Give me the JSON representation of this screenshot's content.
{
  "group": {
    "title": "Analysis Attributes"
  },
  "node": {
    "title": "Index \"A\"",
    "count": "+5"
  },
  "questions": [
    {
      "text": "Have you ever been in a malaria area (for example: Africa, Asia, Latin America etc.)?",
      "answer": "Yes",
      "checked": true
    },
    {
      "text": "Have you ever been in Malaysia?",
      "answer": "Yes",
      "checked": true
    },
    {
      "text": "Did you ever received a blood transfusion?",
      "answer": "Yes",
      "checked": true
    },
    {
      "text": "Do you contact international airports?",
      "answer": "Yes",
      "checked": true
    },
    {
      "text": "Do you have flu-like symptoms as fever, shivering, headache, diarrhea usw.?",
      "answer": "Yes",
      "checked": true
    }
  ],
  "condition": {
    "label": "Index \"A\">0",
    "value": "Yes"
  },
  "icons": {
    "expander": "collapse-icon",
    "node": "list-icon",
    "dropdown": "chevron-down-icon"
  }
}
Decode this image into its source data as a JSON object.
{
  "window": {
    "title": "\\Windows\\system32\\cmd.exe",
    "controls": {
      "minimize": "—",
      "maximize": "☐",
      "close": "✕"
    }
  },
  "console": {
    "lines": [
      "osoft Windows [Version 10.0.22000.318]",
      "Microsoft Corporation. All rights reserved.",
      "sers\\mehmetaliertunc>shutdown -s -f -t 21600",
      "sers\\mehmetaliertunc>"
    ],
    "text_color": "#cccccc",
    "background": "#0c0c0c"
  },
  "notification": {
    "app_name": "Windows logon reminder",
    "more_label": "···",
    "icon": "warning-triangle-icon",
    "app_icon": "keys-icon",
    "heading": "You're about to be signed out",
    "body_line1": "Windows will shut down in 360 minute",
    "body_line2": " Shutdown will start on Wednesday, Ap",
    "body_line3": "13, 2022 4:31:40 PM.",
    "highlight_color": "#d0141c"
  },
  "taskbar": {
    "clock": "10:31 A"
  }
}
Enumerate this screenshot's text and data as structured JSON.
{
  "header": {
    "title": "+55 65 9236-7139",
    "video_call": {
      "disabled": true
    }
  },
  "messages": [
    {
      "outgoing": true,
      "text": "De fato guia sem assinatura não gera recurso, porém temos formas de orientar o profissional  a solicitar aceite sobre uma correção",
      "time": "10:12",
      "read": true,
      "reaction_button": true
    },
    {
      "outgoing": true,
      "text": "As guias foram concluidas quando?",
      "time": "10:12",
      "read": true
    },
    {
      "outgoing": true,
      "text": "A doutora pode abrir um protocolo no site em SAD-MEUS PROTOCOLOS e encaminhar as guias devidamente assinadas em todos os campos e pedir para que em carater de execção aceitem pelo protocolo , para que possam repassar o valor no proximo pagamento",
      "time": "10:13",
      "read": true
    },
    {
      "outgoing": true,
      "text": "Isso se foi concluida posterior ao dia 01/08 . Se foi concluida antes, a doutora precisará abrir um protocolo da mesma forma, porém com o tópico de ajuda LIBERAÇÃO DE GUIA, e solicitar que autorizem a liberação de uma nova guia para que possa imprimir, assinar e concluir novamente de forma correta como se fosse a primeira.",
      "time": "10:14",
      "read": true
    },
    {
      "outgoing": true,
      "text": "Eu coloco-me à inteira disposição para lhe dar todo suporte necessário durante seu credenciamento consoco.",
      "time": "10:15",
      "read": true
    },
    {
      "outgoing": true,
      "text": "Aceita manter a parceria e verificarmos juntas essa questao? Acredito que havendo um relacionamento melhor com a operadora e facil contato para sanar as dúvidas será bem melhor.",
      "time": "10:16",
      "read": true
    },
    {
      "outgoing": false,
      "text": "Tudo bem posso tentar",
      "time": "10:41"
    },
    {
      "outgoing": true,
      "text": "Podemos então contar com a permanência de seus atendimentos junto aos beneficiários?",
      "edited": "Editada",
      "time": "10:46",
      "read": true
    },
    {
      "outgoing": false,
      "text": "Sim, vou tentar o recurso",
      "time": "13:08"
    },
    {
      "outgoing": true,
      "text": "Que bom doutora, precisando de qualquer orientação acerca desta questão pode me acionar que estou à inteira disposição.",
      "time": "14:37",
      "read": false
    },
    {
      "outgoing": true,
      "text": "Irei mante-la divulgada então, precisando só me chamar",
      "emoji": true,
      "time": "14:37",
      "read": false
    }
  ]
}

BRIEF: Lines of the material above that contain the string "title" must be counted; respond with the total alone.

SOLVED PROBLEM: 4